## What is needed
Retype all of the records precisely.

(Supplied records begins)

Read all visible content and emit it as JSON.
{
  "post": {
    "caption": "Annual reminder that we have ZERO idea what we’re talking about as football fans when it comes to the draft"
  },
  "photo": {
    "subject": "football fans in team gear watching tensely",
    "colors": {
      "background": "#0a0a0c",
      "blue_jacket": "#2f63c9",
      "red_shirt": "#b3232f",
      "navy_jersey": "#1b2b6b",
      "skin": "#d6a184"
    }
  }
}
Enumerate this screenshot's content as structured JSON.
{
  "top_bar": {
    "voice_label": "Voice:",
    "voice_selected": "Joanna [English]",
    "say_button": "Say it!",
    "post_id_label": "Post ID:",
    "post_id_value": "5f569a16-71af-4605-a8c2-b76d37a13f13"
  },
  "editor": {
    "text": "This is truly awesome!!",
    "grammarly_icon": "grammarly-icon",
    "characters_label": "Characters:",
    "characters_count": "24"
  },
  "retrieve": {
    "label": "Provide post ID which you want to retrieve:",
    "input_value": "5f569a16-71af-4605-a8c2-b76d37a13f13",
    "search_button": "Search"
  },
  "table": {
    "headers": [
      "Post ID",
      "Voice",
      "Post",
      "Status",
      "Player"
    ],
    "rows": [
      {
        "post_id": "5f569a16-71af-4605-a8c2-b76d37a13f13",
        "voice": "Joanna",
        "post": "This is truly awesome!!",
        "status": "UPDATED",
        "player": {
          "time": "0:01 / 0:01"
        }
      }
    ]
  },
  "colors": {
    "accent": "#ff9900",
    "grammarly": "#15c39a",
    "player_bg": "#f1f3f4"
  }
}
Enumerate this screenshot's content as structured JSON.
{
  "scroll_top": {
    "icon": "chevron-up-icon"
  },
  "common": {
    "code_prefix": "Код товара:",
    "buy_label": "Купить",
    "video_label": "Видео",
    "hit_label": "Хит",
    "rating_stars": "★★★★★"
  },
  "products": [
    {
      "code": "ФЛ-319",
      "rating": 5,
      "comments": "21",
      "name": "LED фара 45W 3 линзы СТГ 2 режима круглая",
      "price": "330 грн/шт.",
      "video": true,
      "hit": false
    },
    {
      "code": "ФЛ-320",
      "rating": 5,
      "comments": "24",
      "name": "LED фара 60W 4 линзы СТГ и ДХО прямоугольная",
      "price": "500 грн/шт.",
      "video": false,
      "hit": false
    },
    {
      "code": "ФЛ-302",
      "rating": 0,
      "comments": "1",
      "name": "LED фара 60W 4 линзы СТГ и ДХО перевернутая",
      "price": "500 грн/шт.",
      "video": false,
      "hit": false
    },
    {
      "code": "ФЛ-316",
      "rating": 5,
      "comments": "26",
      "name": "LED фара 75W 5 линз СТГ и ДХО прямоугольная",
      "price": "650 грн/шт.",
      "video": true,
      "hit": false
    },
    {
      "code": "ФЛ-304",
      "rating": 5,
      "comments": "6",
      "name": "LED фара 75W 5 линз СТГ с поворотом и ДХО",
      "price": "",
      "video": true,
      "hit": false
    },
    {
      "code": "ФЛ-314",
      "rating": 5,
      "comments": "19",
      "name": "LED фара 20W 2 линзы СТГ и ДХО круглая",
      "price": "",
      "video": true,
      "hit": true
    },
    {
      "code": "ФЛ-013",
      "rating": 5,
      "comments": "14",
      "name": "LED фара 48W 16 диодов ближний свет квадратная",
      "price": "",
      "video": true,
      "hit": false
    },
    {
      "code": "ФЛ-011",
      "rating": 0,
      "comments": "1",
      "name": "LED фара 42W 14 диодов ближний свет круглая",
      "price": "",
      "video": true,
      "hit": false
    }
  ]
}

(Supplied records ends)

## Your solution
Read all visible content and emit it as JSON.
{
  "post": {
    "caption": "Annual reminder that we have ZERO idea what we’re talking about as football fans when it comes to the draft"
  },
  "photo": {
    "subject": "football fans in team gear watching tensely",
    "colors": {
      "background": "#0a0a0c",
      "blue_jacket": "#2f63c9",
      "red_shirt": "#b3232f",
      "navy_jersey": "#1b2b6b",
      "skin": "#d6a184"
    }
  }
}
Enumerate this screenshot's content as structured JSON.
{
  "top_bar": {
    "voice_label": "Voice:",
    "voice_selected": "Joanna [English]",
    "say_button": "Say it!",
    "post_id_label": "Post ID:",
    "post_id_value": "5f569a16-71af-4605-a8c2-b76d37a13f13"
  },
  "editor": {
    "text": "This is truly awesome!!",
    "grammarly_icon": "grammarly-icon",
    "characters_label": "Characters:",
    "characters_count": "24"
  },
  "retrieve": {
    "label": "Provide post ID which you want to retrieve:",
    "input_value": "5f569a16-71af-4605-a8c2-b76d37a13f13",
    "search_button": "Search"
  },
  "table": {
    "headers": [
      "Post ID",
      "Voice",
      "Post",
      "Status",
      "Player"
    ],
    "rows": [
      {
        "post_id": "5f569a16-71af-4605-a8c2-b76d37a13f13",
        "voice": "Joanna",
        "post": "This is truly awesome!!",
        "status": "UPDATED",
        "player": {
          "time": "0:01 / 0:01"
        }
      }
    ]
  },
  "colors": {
    "accent": "#ff9900",
    "grammarly": "#15c39a",
    "player_bg": "#f1f3f4"
  }
}
Enumerate this screenshot's content as structured JSON.
{
  "scroll_top": {
    "icon": "chevron-up-icon"
  },
  "common": {
    "code_prefix": "Код товара:",
    "buy_label": "Купить",
    "video_label": "Видео",
    "hit_label": "Хит",
    "rating_stars": "★★★★★"
  },
  "products": [
    {
      "code": "ФЛ-319",
      "rating": 5,
      "comments": "21",
      "name": "LED фара 45W 3 линзы СТГ 2 режима круглая",
      "price": "330 грн/шт.",
      "video": true,
      "hit": false
    },
    {
      "code": "ФЛ-320",
      "rating": 5,
      "comments": "24",
      "name": "LED фара 60W 4 линзы СТГ и ДХО прямоугольная",
      "price": "500 грн/шт.",
      "video": false,
      "hit": false
    },
    {
      "code": "ФЛ-302",
      "rating": 0,
      "comments": "1",
      "name": "LED фара 60W 4 линзы СТГ и ДХО перевернутая",
      "price": "500 грн/шт.",
      "video": false,
      "hit": false
    },
    {
      "code": "ФЛ-316",
      "rating": 5,
      "comments": "26",
      "name": "LED фара 75W 5 линз СТГ и ДХО прямоугольная",
      "price": "650 грн/шт.",
      "video": true,
      "hit": false
    },
    {
      "code": "ФЛ-304",
      "rating": 5,
      "comments": "6",
      "name": "LED фара 75W 5 линз СТГ с поворотом и ДХО",
      "price": "",
      "video": true,
      "hit": false
    },
    {
      "code": "ФЛ-314",
      "rating": 5,
      "comments": "19",
      "name": "LED фара 20W 2 линзы СТГ и ДХО круглая",
      "price": "",
      "video": true,
      "hit": true
    },
    {
      "code": "ФЛ-013",
      "rating": 5,
      "comments": "14",
      "name": "LED фара 48W 16 диодов ближний свет квадратная",
      "price": "",
      "video": true,
      "hit": false
    },
    {
      "code": "ФЛ-011",
      "rating": 0,
      "comments": "1",
      "name": "LED фара 42W 14 диодов ближний свет круглая",
      "price": "",
      "video": true,
      "hit": false
    }
  ]
}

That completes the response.